It’s late, almost ten, at the end of a scorching hot bank holiday weekend. It’s dark, but not quite dark enough for the stars to have appeared, although I can see two planets – Venus brilliant to the south-west and Jupiter to the east. The air is cooling nicely and I am on the hunt for a nightingale.
I have been inspired by the wonderful programme last night on Radio 3 (Slow Radio – Nightingales) where half a dozen musicians played their instruments in a Sussex wood, responding to and playing with the song of a nightingale. It was in just such a Sussex wood, maybe twenty years ago, that I heard my first nightingale – it was in earshot of the local speedway track and the little bird easily outsang the tannoy and bikes. No speedway here, but the railway is close by , and there is a steady stream of planes in and out if the American airbase. Plenty of competition!
I am on my way to the pits to where I’ve heard them before, and I am hopeful that this balmy evening will bring one out. However, previous encounters have always been at dusk and I am wondering if I have left it too late? It also crosses my mind that they may not be here yet – they arrive throughout May and this is still only the first week.
I walk down the cinder track, past where the Cow Tree used to be, and I am surprised by the sheer variety of birdsong I can hear. There are geese on the river chuntering away to each other, a raspy crow grumbles behind me in the town somewhere and, over the trees, an absolute din from the colony of terns that have established themselves in recent years. I love watching the terns out on the river – the most beautiful of birds, graceful in the air, dynamic and lithe as they dive for fish, but tonight they are just noise. Then a brief moment of excitement at what turns out to be a blackbird – a tremendous songsmith in its own right, but not what I seek this evening.

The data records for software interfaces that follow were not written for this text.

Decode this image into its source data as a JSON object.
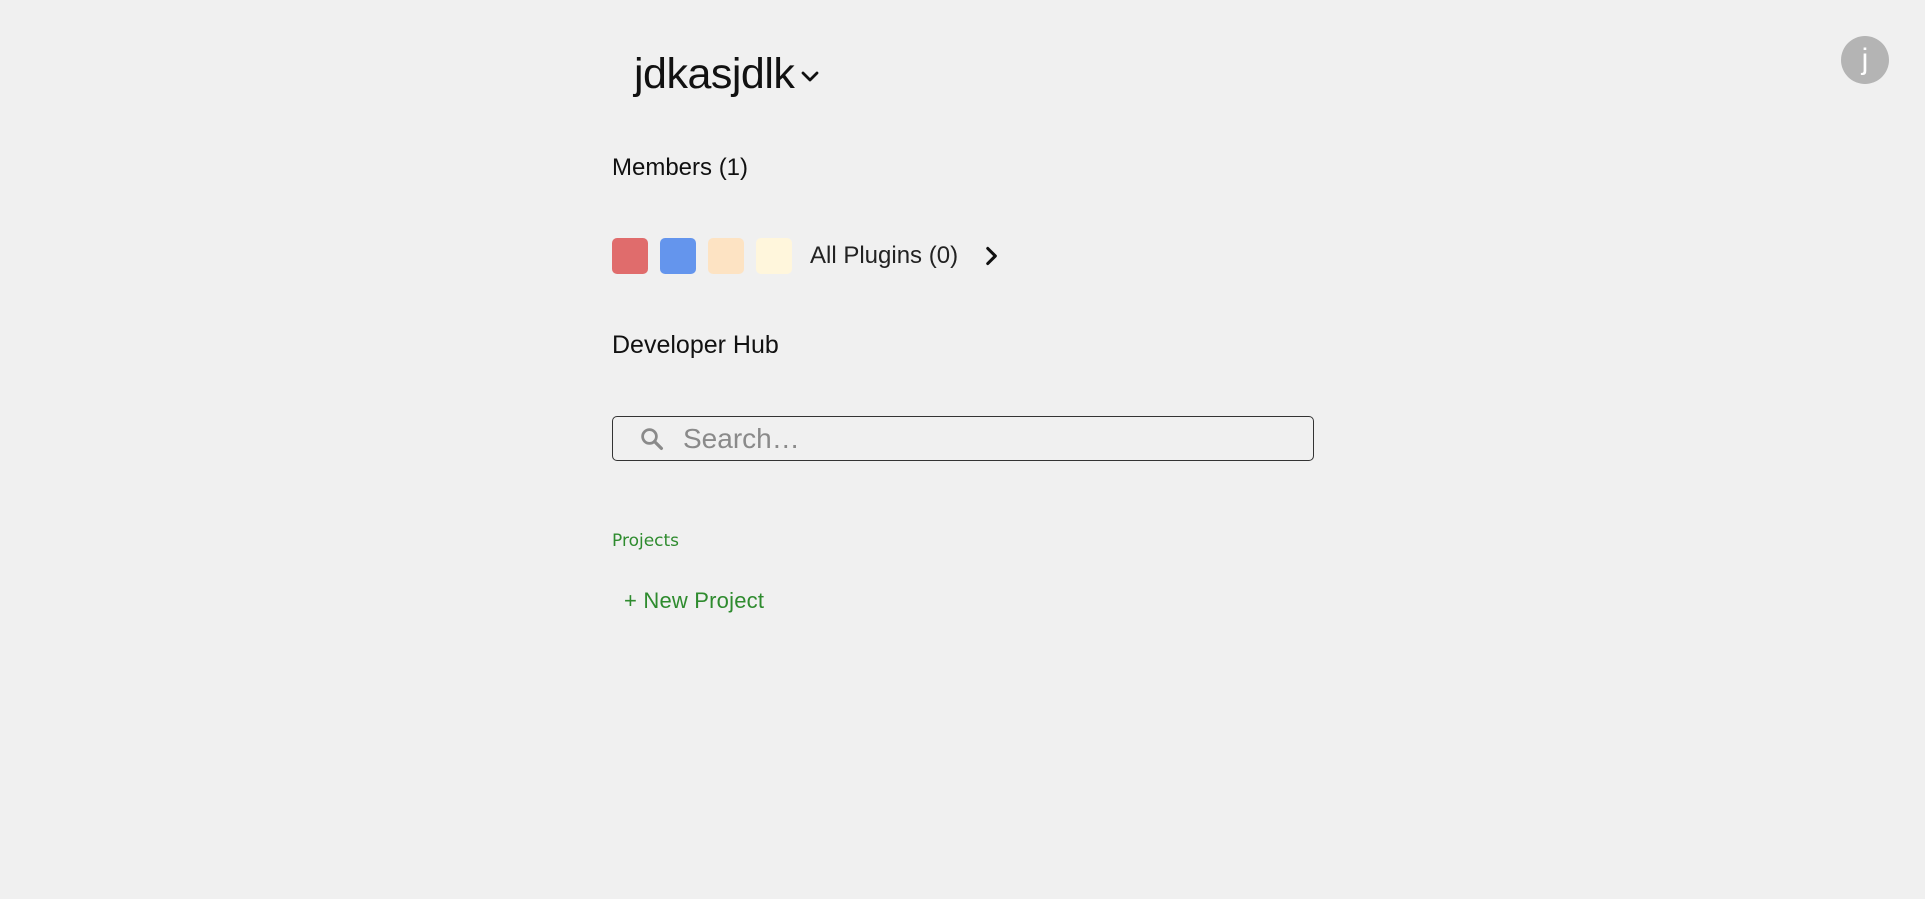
{
  "header": {
    "workspace_name": "jdkasjdlk",
    "avatar_initial": "j"
  },
  "members": {
    "label": "Members (1)"
  },
  "plugins": {
    "swatch_colors": [
      "#e06c6c",
      "#6495ed",
      "#fde3c3",
      "#fff6dc"
    ],
    "label": "All Plugins (0)"
  },
  "developer_hub": {
    "title": "Developer Hub"
  },
  "search": {
    "placeholder": "Search…",
    "value": ""
  },
  "projects": {
    "section_label": "Projects",
    "new_project_label": "+ New Project"
  },
  "colors": {
    "background": "#f0f0f0",
    "accent_green": "#2e8b2e",
    "avatar_bg": "#b4b4b4"
  }
}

In the distance I can hear a cuckoo – they are in the reedbeds beyond the pits. Its call has a haunting quality at this time of night. Less haunting are the oyster catchers with their shrill piping call, and a pheasant that explodes out of the hedge in a flappetty whirr of wings. And then there are all the things I can’t identify – chirrupps and thripps, peep-peepings and whistles as nameless birds ready themselves for sleep. A moorhen calls from the water meadow and I think I can hear an owl hoot, but it is far off and it may be wishful thinking.
I pause, enjoying the cool air as I listen. It is beginning to look like my search will be fruitless so I head for home, this time through the field on the other side of the hedge from the cinder track. I want to get closer to the blackbird who is still singing away – who needs a fancy dan nightingale! Again I pause to listen.
Bloody hell! A fox barks! It can’t be more than ten or fifteen yards away and I jump. I know it can’t hurt me, but my hair is on end and shivers are racing up and down my spine. Thrilled, and heart pounding, I walk on.
I can see the stars now, and it is discernibly darker. No nightingales this evening, so I’ll try again later in the week – blackbird excepted, most of the birds have gone quiet, leaving me alone with just the church bells sounding out eleven o’clock and the fox barking somewhere behind me in the dark black woods.
One thought on “Luscinia megarhynchos”
Lovely and funny post! Thank you!